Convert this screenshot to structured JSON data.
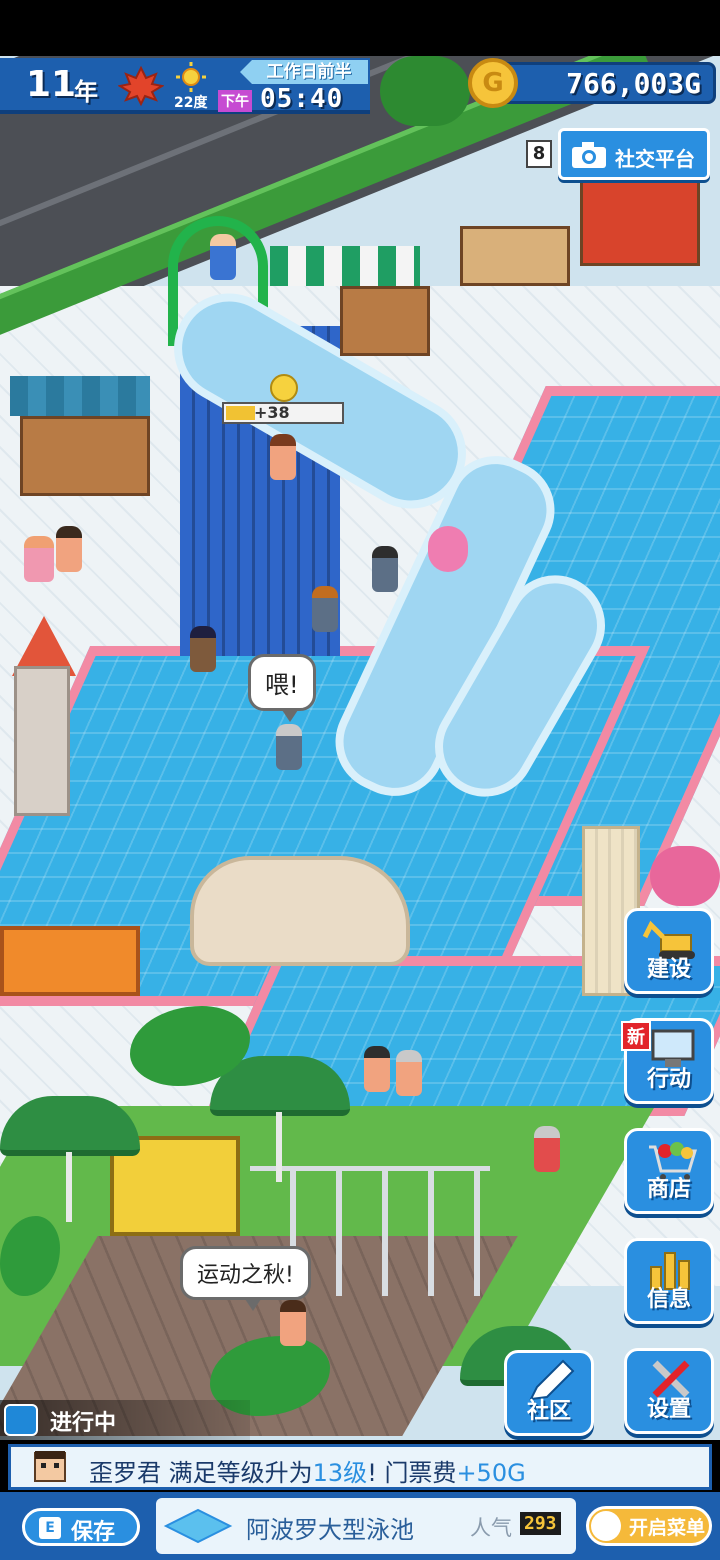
{
  "hud": {
    "year_number": "11",
    "year_unit": "年",
    "season_icon": "maple-leaf",
    "weather_icon": "sun",
    "temperature": "22度",
    "day_period": "工作日前半",
    "ampm": "下午",
    "time": "05:40"
  },
  "gold": {
    "amount": "766,003G",
    "coin_letter": "G"
  },
  "camera": {
    "count": "8",
    "social_label": "社交平台"
  },
  "scene": {
    "gauge_value": "+38",
    "gauge_fill_fraction": 0.25,
    "speech_hey": "喂!",
    "speech_autumn": "运动之秋!"
  },
  "side_menu": [
    {
      "label": "建设",
      "icon": "excavator-icon",
      "badge": ""
    },
    {
      "label": "行动",
      "icon": "computer-icon",
      "badge": "新"
    },
    {
      "label": "商店",
      "icon": "shopping-cart-icon",
      "badge": ""
    },
    {
      "label": "信息",
      "icon": "bar-chart-icon",
      "badge": ""
    },
    {
      "label": "设置",
      "icon": "tools-icon",
      "badge": ""
    }
  ],
  "community": {
    "label": "社区",
    "icon": "pencil-icon"
  },
  "status": {
    "label": "进行中",
    "icon": "bulb-icon"
  },
  "news": {
    "name": "歪罗君",
    "text1": " 满足等级升为",
    "level": "13级",
    "text2": "! 门票费",
    "fee": "+50G"
  },
  "bottom": {
    "save_label": "保存",
    "park_name": "阿波罗大型泳池",
    "popularity_label": "人气",
    "popularity_value": "293",
    "menu_label": "开启菜单"
  },
  "colors": {
    "hud_blue": "#1d5fae",
    "button_blue": "#2a8fe0",
    "pool": "#37b1e6",
    "pool_edge": "#f28aa4",
    "gold": "#f6c43a"
  }
}
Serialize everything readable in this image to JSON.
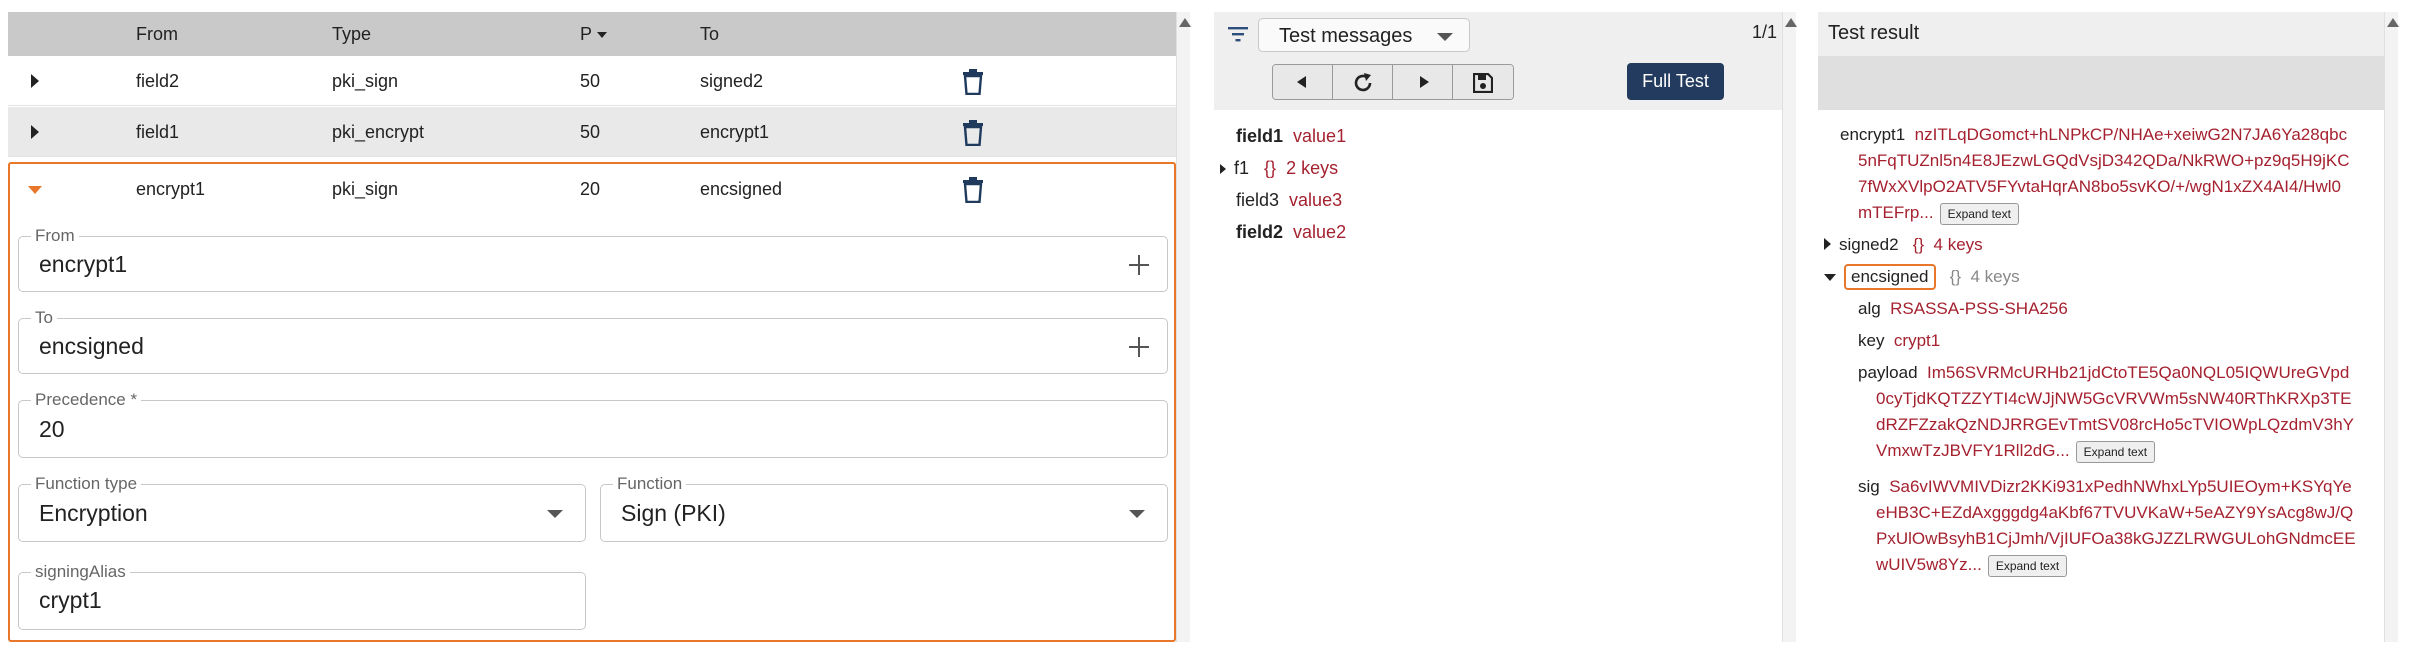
{
  "table": {
    "columns": {
      "from": "From",
      "type": "Type",
      "precedence": "P",
      "to": "To"
    },
    "rows": [
      {
        "from": "field2",
        "type": "pki_sign",
        "precedence": "50",
        "to": "signed2"
      },
      {
        "from": "field1",
        "type": "pki_encrypt",
        "precedence": "50",
        "to": "encrypt1"
      },
      {
        "from": "encrypt1",
        "type": "pki_sign",
        "precedence": "20",
        "to": "encsigned"
      }
    ]
  },
  "editor": {
    "from_label": "From",
    "from_value": "encrypt1",
    "to_label": "To",
    "to_value": "encsigned",
    "precedence_label": "Precedence *",
    "precedence_value": "20",
    "function_type_label": "Function type",
    "function_type_value": "Encryption",
    "function_label": "Function",
    "function_value": "Sign (PKI)",
    "signing_alias_label": "signingAlias",
    "signing_alias_value": "crypt1"
  },
  "messages": {
    "selector": "Test messages",
    "page": "1/1",
    "full_test": "Full Test",
    "items": [
      {
        "key": "field1",
        "value": "value1"
      },
      {
        "key": "f1",
        "braces": "{}",
        "value": "2 keys"
      },
      {
        "key": "field3",
        "value": "value3"
      },
      {
        "key": "field2",
        "value": "value2"
      }
    ]
  },
  "result": {
    "title": "Test result",
    "expand_label": "Expand text",
    "encrypt1_key": "encrypt1",
    "encrypt1_lines": [
      "nzITLqDGomct+hLNPkCP/NHAe+xeiwG2N7JA6Ya28qbc",
      "5nFqTUZnl5n4E8JEzwLGQdVsjD342QDa/NkRWO+pz9q5H9jKC",
      "7fWxXVlpO2ATV5FYvtaHqrAN8bo5svKO/+/wgN1xZX4AI4/Hwl0",
      "mTEFrp..."
    ],
    "signed2_key": "signed2",
    "signed2_braces": "{}",
    "signed2_count": "4 keys",
    "encsigned_key": "encsigned",
    "encsigned_braces": "{}",
    "encsigned_count": "4 keys",
    "alg_key": "alg",
    "alg_value": "RSASSA-PSS-SHA256",
    "keyfield_key": "key",
    "keyfield_value": "crypt1",
    "payload_key": "payload",
    "payload_lines": [
      "Im56SVRMcURHb21jdCtoTE5Qa0NQL05IQWUreGVpd",
      "0cyTjdKQTZZYTI4cWJjNW5GcVRVWm5sNW40RThKRXp3TE",
      "dRZFZzakQzNDJRRGEvTmtSV08rcHo5cTVIOWpLQzdmV3hY",
      "VmxwTzJBVFY1Rll2dG..."
    ],
    "sig_key": "sig",
    "sig_lines": [
      "Sa6vIWVMIVDizr2KKi931xPedhNWhxLYp5UIEOym+KSYqYe",
      "eHB3C+EZdAxgggdg4aKbf67TVUVKaW+5eAZY9YsAcg8wJ/Q",
      "PxUlOwBsyhB1CjJmh/VjIUFOa38kGJZZLRWGULohGNdmcEE",
      "wUIV5w8Yz..."
    ]
  }
}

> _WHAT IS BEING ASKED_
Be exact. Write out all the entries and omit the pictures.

> _THE COMPLETED TASK_
Convert this screenshot to structured JSON data.
{
  "hud": {
    "year_number": "11",
    "year_unit": "年",
    "season_icon": "maple-leaf",
    "weather_icon": "sun",
    "temperature": "22度",
    "day_period": "工作日前半",
    "ampm": "下午",
    "time": "05:40"
  },
  "gold": {
    "amount": "766,003G",
    "coin_letter": "G"
  },
  "camera": {
    "count": "8",
    "social_label": "社交平台"
  },
  "scene": {
    "gauge_value": "+38",
    "gauge_fill_fraction": 0.25,
    "speech_hey": "喂!",
    "speech_autumn": "运动之秋!"
  },
  "side_menu": [
    {
      "label": "建设",
      "icon": "excavator-icon",
      "badge": ""
    },
    {
      "label": "行动",
      "icon": "computer-icon",
      "badge": "新"
    },
    {
      "label": "商店",
      "icon": "shopping-cart-icon",
      "badge": ""
    },
    {
      "label": "信息",
      "icon": "bar-chart-icon",
      "badge": ""
    },
    {
      "label": "设置",
      "icon": "tools-icon",
      "badge": ""
    }
  ],
  "community": {
    "label": "社区",
    "icon": "pencil-icon"
  },
  "status": {
    "label": "进行中",
    "icon": "bulb-icon"
  },
  "news": {
    "name": "歪罗君",
    "text1": " 满足等级升为",
    "level": "13级",
    "text2": "! 门票费",
    "fee": "+50G"
  },
  "bottom": {
    "save_label": "保存",
    "park_name": "阿波罗大型泳池",
    "popularity_label": "人气",
    "popularity_value": "293",
    "menu_label": "开启菜单"
  },
  "colors": {
    "hud_blue": "#1d5fae",
    "button_blue": "#2a8fe0",
    "pool": "#37b1e6",
    "pool_edge": "#f28aa4",
    "gold": "#f6c43a"
  }
}
Serialize everything readable in this image to JSON.
{
  "table": {
    "columns": {
      "from": "From",
      "type": "Type",
      "precedence": "P",
      "to": "To"
    },
    "rows": [
      {
        "from": "field2",
        "type": "pki_sign",
        "precedence": "50",
        "to": "signed2"
      },
      {
        "from": "field1",
        "type": "pki_encrypt",
        "precedence": "50",
        "to": "encrypt1"
      },
      {
        "from": "encrypt1",
        "type": "pki_sign",
        "precedence": "20",
        "to": "encsigned"
      }
    ]
  },
  "editor": {
    "from_label": "From",
    "from_value": "encrypt1",
    "to_label": "To",
    "to_value": "encsigned",
    "precedence_label": "Precedence *",
    "precedence_value": "20",
    "function_type_label": "Function type",
    "function_type_value": "Encryption",
    "function_label": "Function",
    "function_value": "Sign (PKI)",
    "signing_alias_label": "signingAlias",
    "signing_alias_value": "crypt1"
  },
  "messages": {
    "selector": "Test messages",
    "page": "1/1",
    "full_test": "Full Test",
    "items": [
      {
        "key": "field1",
        "value": "value1"
      },
      {
        "key": "f1",
        "braces": "{}",
        "value": "2 keys"
      },
      {
        "key": "field3",
        "value": "value3"
      },
      {
        "key": "field2",
        "value": "value2"
      }
    ]
  },
  "result": {
    "title": "Test result",
    "expand_label": "Expand text",
    "encrypt1_key": "encrypt1",
    "encrypt1_lines": [
      "nzITLqDGomct+hLNPkCP/NHAe+xeiwG2N7JA6Ya28qbc",
      "5nFqTUZnl5n4E8JEzwLGQdVsjD342QDa/NkRWO+pz9q5H9jKC",
      "7fWxXVlpO2ATV5FYvtaHqrAN8bo5svKO/+/wgN1xZX4AI4/Hwl0",
      "mTEFrp..."
    ],
    "signed2_key": "signed2",
    "signed2_braces": "{}",
    "signed2_count": "4 keys",
    "encsigned_key": "encsigned",
    "encsigned_braces": "{}",
    "encsigned_count": "4 keys",
    "alg_key": "alg",
    "alg_value": "RSASSA-PSS-SHA256",
    "keyfield_key": "key",
    "keyfield_value": "crypt1",
    "payload_key": "payload",
    "payload_lines": [
      "Im56SVRMcURHb21jdCtoTE5Qa0NQL05IQWUreGVpd",
      "0cyTjdKQTZZYTI4cWJjNW5GcVRVWm5sNW40RThKRXp3TE",
      "dRZFZzakQzNDJRRGEvTmtSV08rcHo5cTVIOWpLQzdmV3hY",
      "VmxwTzJBVFY1Rll2dG..."
    ],
    "sig_key": "sig",
    "sig_lines": [
      "Sa6vIWVMIVDizr2KKi931xPedhNWhxLYp5UIEOym+KSYqYe",
      "eHB3C+EZdAxgggdg4aKbf67TVUVKaW+5eAZY9YsAcg8wJ/Q",
      "PxUlOwBsyhB1CjJmh/VjIUFOa38kGJZZLRWGULohGNdmcEE",
      "wUIV5w8Yz..."
    ]
  }
}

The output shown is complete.